►

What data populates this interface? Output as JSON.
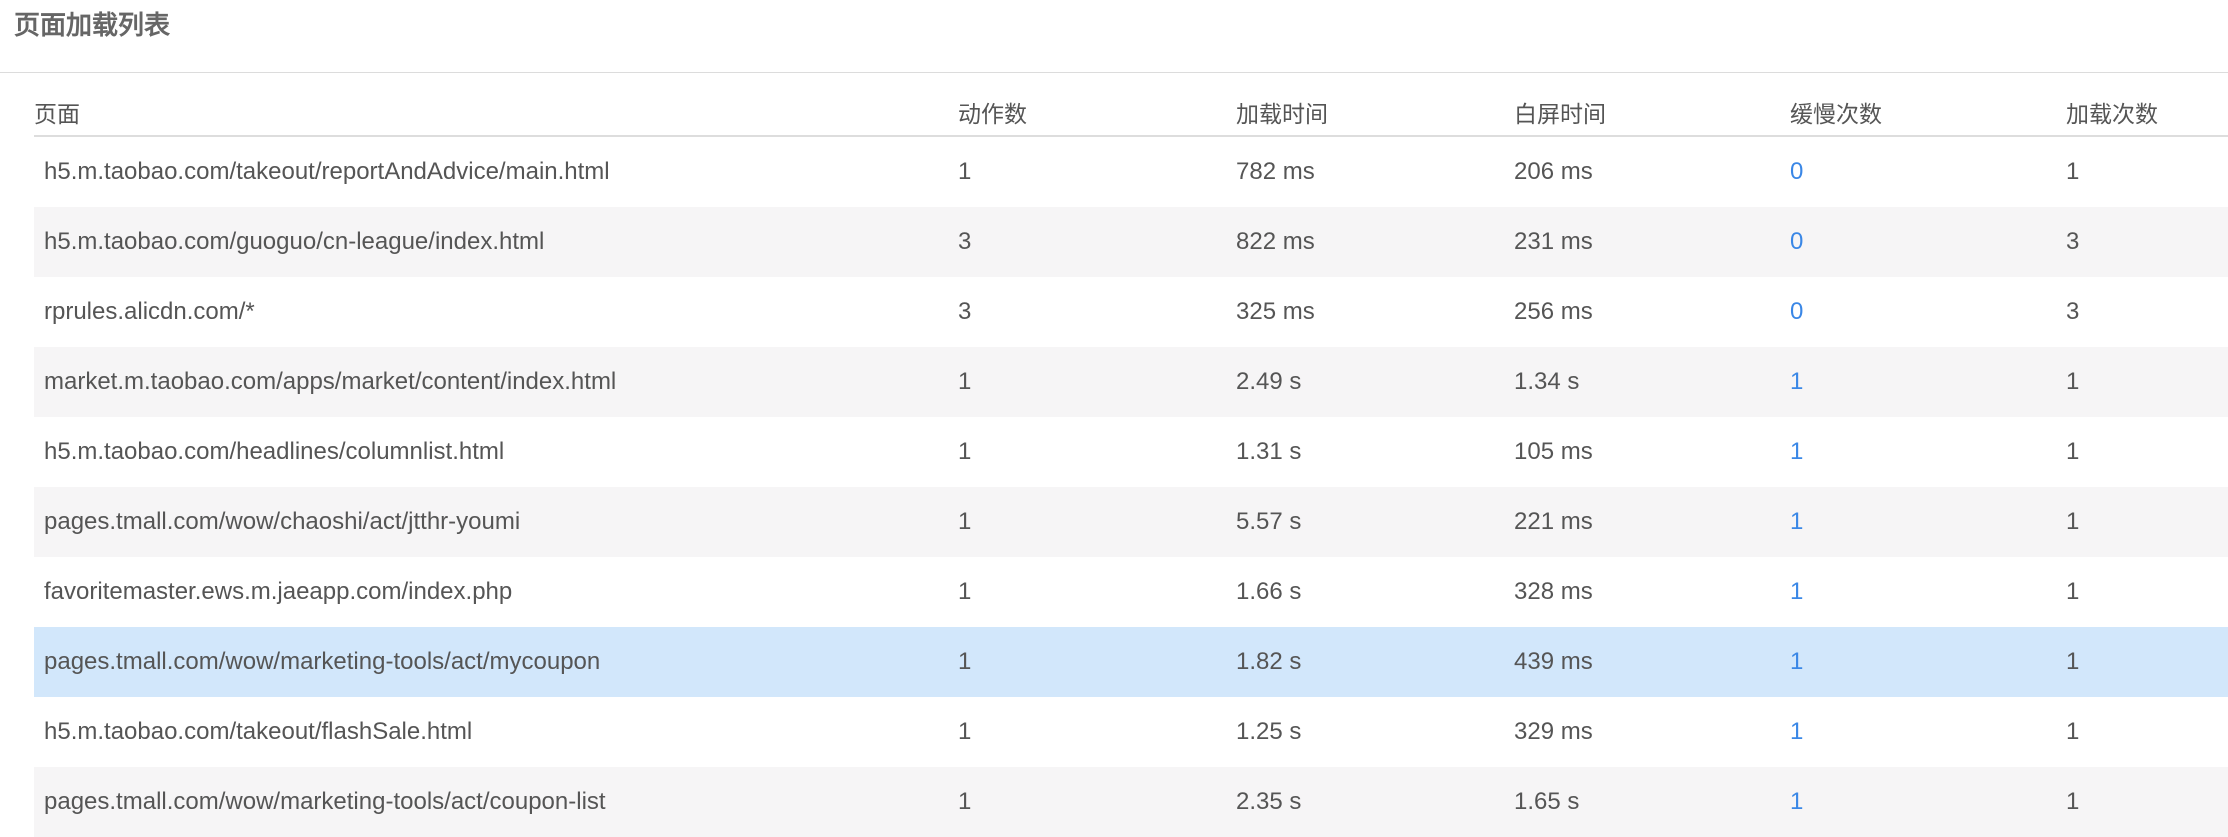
{
  "panel": {
    "title": "页面加载列表"
  },
  "table": {
    "columns": [
      "页面",
      "动作数",
      "加载时间",
      "白屏时间",
      "缓慢次数",
      "加载次数"
    ],
    "rows": [
      {
        "page": "h5.m.taobao.com/takeout/reportAndAdvice/main.html",
        "actions": "1",
        "load_time": "782 ms",
        "white_screen_time": "206 ms",
        "slow_count": "0",
        "load_count": "1"
      },
      {
        "page": "h5.m.taobao.com/guoguo/cn-league/index.html",
        "actions": "3",
        "load_time": "822 ms",
        "white_screen_time": "231 ms",
        "slow_count": "0",
        "load_count": "3"
      },
      {
        "page": "rprules.alicdn.com/*",
        "actions": "3",
        "load_time": "325 ms",
        "white_screen_time": "256 ms",
        "slow_count": "0",
        "load_count": "3"
      },
      {
        "page": "market.m.taobao.com/apps/market/content/index.html",
        "actions": "1",
        "load_time": "2.49 s",
        "white_screen_time": "1.34 s",
        "slow_count": "1",
        "load_count": "1"
      },
      {
        "page": "h5.m.taobao.com/headlines/columnlist.html",
        "actions": "1",
        "load_time": "1.31 s",
        "white_screen_time": "105 ms",
        "slow_count": "1",
        "load_count": "1"
      },
      {
        "page": "pages.tmall.com/wow/chaoshi/act/jtthr-youmi",
        "actions": "1",
        "load_time": "5.57 s",
        "white_screen_time": "221 ms",
        "slow_count": "1",
        "load_count": "1"
      },
      {
        "page": "favoritemaster.ews.m.jaeapp.com/index.php",
        "actions": "1",
        "load_time": "1.66 s",
        "white_screen_time": "328 ms",
        "slow_count": "1",
        "load_count": "1"
      },
      {
        "page": "pages.tmall.com/wow/marketing-tools/act/mycoupon",
        "actions": "1",
        "load_time": "1.82 s",
        "white_screen_time": "439 ms",
        "slow_count": "1",
        "load_count": "1"
      },
      {
        "page": "h5.m.taobao.com/takeout/flashSale.html",
        "actions": "1",
        "load_time": "1.25 s",
        "white_screen_time": "329 ms",
        "slow_count": "1",
        "load_count": "1"
      },
      {
        "page": "pages.tmall.com/wow/marketing-tools/act/coupon-list",
        "actions": "1",
        "load_time": "2.35 s",
        "white_screen_time": "1.65 s",
        "slow_count": "1",
        "load_count": "1"
      }
    ],
    "selected_row_index": 7
  },
  "colors": {
    "link": "#3a87e6",
    "alt_row": "#f6f5f6",
    "selected_row": "#d2e7fb",
    "text": "#555555"
  }
}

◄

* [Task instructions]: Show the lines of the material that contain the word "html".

* [Answer below]:
        "page": "h5.m.taobao.com/takeout/reportAndAdvice/main.html",
        "page": "h5.m.taobao.com/guoguo/cn-league/index.html",
        "page": "market.m.taobao.com/apps/market/content/index.html",
        "page": "h5.m.taobao.com/headlines/columnlist.html",
        "page": "h5.m.taobao.com/takeout/flashSale.html",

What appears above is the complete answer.